== Excerpted data

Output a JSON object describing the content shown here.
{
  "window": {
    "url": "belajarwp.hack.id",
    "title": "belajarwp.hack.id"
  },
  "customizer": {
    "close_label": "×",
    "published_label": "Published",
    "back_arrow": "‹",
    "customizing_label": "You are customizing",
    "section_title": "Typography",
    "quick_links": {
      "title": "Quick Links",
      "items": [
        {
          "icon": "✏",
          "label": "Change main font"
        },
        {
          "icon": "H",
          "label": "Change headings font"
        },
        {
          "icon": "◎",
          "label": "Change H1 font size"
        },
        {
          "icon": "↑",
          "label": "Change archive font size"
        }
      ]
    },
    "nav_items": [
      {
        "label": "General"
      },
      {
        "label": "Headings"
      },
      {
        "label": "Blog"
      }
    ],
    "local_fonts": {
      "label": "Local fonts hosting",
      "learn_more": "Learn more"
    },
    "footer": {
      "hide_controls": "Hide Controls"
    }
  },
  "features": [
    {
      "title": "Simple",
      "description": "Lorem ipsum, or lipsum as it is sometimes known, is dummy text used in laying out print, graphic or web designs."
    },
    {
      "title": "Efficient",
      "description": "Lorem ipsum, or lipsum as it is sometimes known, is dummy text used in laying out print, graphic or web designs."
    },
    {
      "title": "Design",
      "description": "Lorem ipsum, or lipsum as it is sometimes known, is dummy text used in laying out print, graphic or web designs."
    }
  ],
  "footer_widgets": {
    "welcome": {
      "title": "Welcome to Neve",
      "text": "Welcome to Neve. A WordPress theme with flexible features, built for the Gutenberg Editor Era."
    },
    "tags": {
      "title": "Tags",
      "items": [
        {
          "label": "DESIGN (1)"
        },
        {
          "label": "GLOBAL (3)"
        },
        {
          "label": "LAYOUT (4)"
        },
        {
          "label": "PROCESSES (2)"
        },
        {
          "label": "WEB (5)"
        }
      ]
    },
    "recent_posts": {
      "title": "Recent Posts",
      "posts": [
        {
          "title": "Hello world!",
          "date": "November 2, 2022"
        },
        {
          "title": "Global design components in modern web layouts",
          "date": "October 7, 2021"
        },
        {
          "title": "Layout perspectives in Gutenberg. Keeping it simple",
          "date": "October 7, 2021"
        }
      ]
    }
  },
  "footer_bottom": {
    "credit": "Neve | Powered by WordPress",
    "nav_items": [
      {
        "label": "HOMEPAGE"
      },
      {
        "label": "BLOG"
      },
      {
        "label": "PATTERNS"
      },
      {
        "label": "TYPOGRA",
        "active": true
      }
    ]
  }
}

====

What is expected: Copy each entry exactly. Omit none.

Solution:
Output a JSON object describing the content shown here.
{
  "window": {
    "url": "belajarwp.hack.id",
    "title": "belajarwp.hack.id"
  },
  "customizer": {
    "close_label": "×",
    "published_label": "Published",
    "back_arrow": "‹",
    "customizing_label": "You are customizing",
    "section_title": "Typography",
    "quick_links": {
      "title": "Quick Links",
      "items": [
        {
          "icon": "✏",
          "label": "Change main font"
        },
        {
          "icon": "H",
          "label": "Change headings font"
        },
        {
          "icon": "◎",
          "label": "Change H1 font size"
        },
        {
          "icon": "↑",
          "label": "Change archive font size"
        }
      ]
    },
    "nav_items": [
      {
        "label": "General"
      },
      {
        "label": "Headings"
      },
      {
        "label": "Blog"
      }
    ],
    "local_fonts": {
      "label": "Local fonts hosting",
      "learn_more": "Learn more"
    },
    "footer": {
      "hide_controls": "Hide Controls"
    }
  },
  "features": [
    {
      "title": "Simple",
      "description": "Lorem ipsum, or lipsum as it is sometimes known, is dummy text used in laying out print, graphic or web designs."
    },
    {
      "title": "Efficient",
      "description": "Lorem ipsum, or lipsum as it is sometimes known, is dummy text used in laying out print, graphic or web designs."
    },
    {
      "title": "Design",
      "description": "Lorem ipsum, or lipsum as it is sometimes known, is dummy text used in laying out print, graphic or web designs."
    }
  ],
  "footer_widgets": {
    "welcome": {
      "title": "Welcome to Neve",
      "text": "Welcome to Neve. A WordPress theme with flexible features, built for the Gutenberg Editor Era."
    },
    "tags": {
      "title": "Tags",
      "items": [
        {
          "label": "DESIGN (1)"
        },
        {
          "label": "GLOBAL (3)"
        },
        {
          "label": "LAYOUT (4)"
        },
        {
          "label": "PROCESSES (2)"
        },
        {
          "label": "WEB (5)"
        }
      ]
    },
    "recent_posts": {
      "title": "Recent Posts",
      "posts": [
        {
          "title": "Hello world!",
          "date": "November 2, 2022"
        },
        {
          "title": "Global design components in modern web layouts",
          "date": "October 7, 2021"
        },
        {
          "title": "Layout perspectives in Gutenberg. Keeping it simple",
          "date": "October 7, 2021"
        }
      ]
    }
  },
  "footer_bottom": {
    "credit": "Neve | Powered by WordPress",
    "nav_items": [
      {
        "label": "HOMEPAGE"
      },
      {
        "label": "BLOG"
      },
      {
        "label": "PATTERNS"
      },
      {
        "label": "TYPOGRA",
        "active": true
      }
    ]
  }
}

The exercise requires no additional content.